  2. Gudberg, C. & Johansen-Berg, H. (2015). Sleep and Motor Learning: Implications for Physical Rehabilitation After Stroke. Frontiers in Neurology, 6. https://doi.org/10.3389/fneur.2015.00241
  3. Stagg CJ, Bachtiar V, OShea J, Allman C, Bosnell RA, Kischka U, Matthews PM, Johansen-Berg H (2012). Cortical activation changes underlying stimulation-induced behavioural gains in chronic stroke. Brain 135(Pt 1):276-84.
  4. O'Shea J, Boudrias MH, Stagg CJ, Bachtiar V, Kischka U, Blicher JU, Johansen-Berg H (2014). Predicting behavioural response to TDCS in chronic motor stroke. Neuroimage 85 Pt 3:924-33.
  5. Stagg CJ, Best J, Stephenson, M, O'Shea J, Wylezinska M, Kincses Z, Morris P, Matthews PM, and Johansen-Berg, H (2009). Polarity-sensitive modulation of cortical neurotransmitters by transcranial stimulation J Neurosci 29(16):5202-5206.
  6. Crofts JJ, Higham DJ, Bosnell R, Jbabdi S, Matthews PM, Behrens TE, and Johansen-Berg H (2011). Network analysis detects changes in the contralesional hemisphere following stroke Neuroimage 54(1):161-169.
  7. Dennis A, Bosnell R, Dawes H, Howells K, Cockburn J, Kischka U, Matthews P, and Johansen-Berg H (2011). Cognitive context determines dorsal premotor cortical activity during hand movement in patients after stroke Stroke 42(4):1056-1061.
  8. Johansen-Berg H, Dawes H, Guy C, Smith SM, Wade DT, and Matthews PM (2002).
    Correlation between motor improvements and altered fMRI activity after rehabilitative therapy. Brain 125(Pt 12):2731-42.

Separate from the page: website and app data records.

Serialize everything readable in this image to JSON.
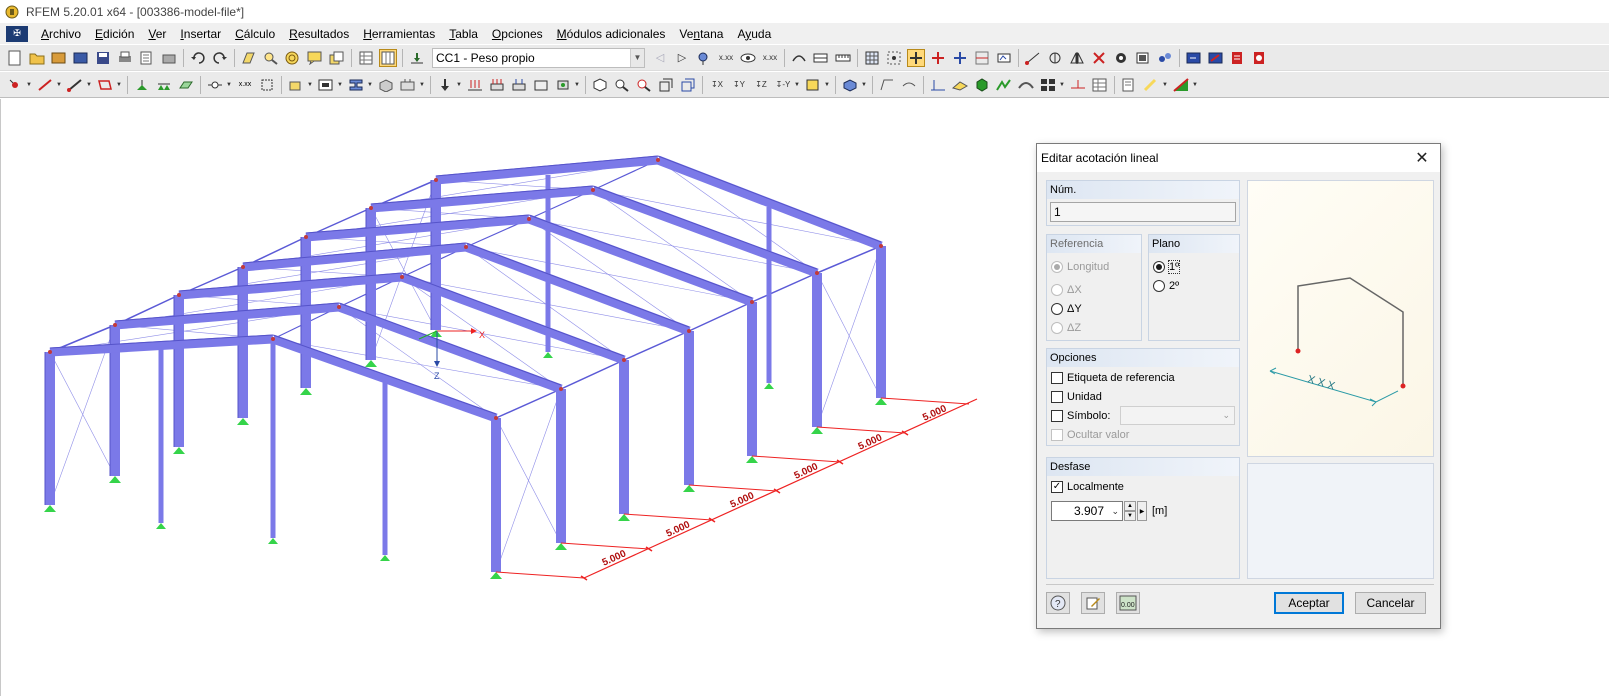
{
  "window": {
    "title": "RFEM 5.20.01 x64 - [003386-model-file*]"
  },
  "menu": {
    "items": [
      {
        "pre": "",
        "u": "A",
        "post": "rchivo"
      },
      {
        "pre": "",
        "u": "E",
        "post": "dición"
      },
      {
        "pre": "",
        "u": "V",
        "post": "er"
      },
      {
        "pre": "",
        "u": "I",
        "post": "nsertar"
      },
      {
        "pre": "",
        "u": "C",
        "post": "álculo"
      },
      {
        "pre": "",
        "u": "R",
        "post": "esultados"
      },
      {
        "pre": "",
        "u": "H",
        "post": "erramientas"
      },
      {
        "pre": "",
        "u": "T",
        "post": "abla"
      },
      {
        "pre": "",
        "u": "O",
        "post": "pciones"
      },
      {
        "pre": "",
        "u": "M",
        "post": "ódulos adicionales"
      },
      {
        "pre": "Ve",
        "u": "n",
        "post": "tana"
      },
      {
        "pre": "A",
        "u": "y",
        "post": "uda"
      }
    ]
  },
  "toolbar": {
    "load_case": "CC1 - Peso propio"
  },
  "model": {
    "axis_x": "X",
    "axis_z": "Z",
    "dimensions": [
      "5.000",
      "5.000",
      "5.000",
      "5.000",
      "5.000",
      "5.000"
    ]
  },
  "dialog": {
    "title": "Editar acotación lineal",
    "num_label": "Núm.",
    "num_value": "1",
    "referencia": {
      "label": "Referencia",
      "options": [
        "Longitud",
        "ΔX",
        "ΔY",
        "ΔZ"
      ]
    },
    "plano": {
      "label": "Plano",
      "options": [
        "1º",
        "2º"
      ]
    },
    "opciones": {
      "label": "Opciones",
      "etiqueta": "Etiqueta de referencia",
      "unidad": "Unidad",
      "simbolo": "Símbolo:",
      "ocultar": "Ocultar valor"
    },
    "desfase": {
      "label": "Desfase",
      "localmente": "Localmente",
      "value": "3.907",
      "unit": "[m]"
    },
    "preview_label": "X X X",
    "buttons": {
      "ok": "Aceptar",
      "cancel": "Cancelar"
    }
  }
}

  9. Johansen-Berg H, Rushworth MF, Bogdanovic MD, Kischka U, Wimalaratna S, and Matthews PM (2002). The role of ipsilateral premotor cortex in hand movement after stroke. Proc Natl Acad Sci USA 99(22):14518-23.